Start of SUPPLIED DATA

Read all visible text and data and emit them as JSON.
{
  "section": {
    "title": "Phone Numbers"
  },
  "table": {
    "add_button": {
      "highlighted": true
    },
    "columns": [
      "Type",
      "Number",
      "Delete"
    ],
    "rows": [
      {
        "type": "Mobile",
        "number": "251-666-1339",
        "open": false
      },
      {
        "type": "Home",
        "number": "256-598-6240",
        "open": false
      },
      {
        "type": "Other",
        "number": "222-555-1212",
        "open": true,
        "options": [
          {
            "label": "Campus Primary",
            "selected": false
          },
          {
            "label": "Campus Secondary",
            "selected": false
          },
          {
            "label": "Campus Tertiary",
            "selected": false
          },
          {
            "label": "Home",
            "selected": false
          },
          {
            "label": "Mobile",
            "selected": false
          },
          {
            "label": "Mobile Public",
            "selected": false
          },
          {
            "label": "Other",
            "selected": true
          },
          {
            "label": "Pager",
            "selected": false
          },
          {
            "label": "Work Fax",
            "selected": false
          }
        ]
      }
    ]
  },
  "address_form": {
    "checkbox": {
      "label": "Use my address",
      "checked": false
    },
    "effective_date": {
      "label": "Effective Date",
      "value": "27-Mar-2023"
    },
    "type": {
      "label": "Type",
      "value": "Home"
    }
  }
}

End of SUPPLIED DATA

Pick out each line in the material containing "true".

PROBLEM SOLUTION:
      "highlighted": true
        "open": true,
            "selected": true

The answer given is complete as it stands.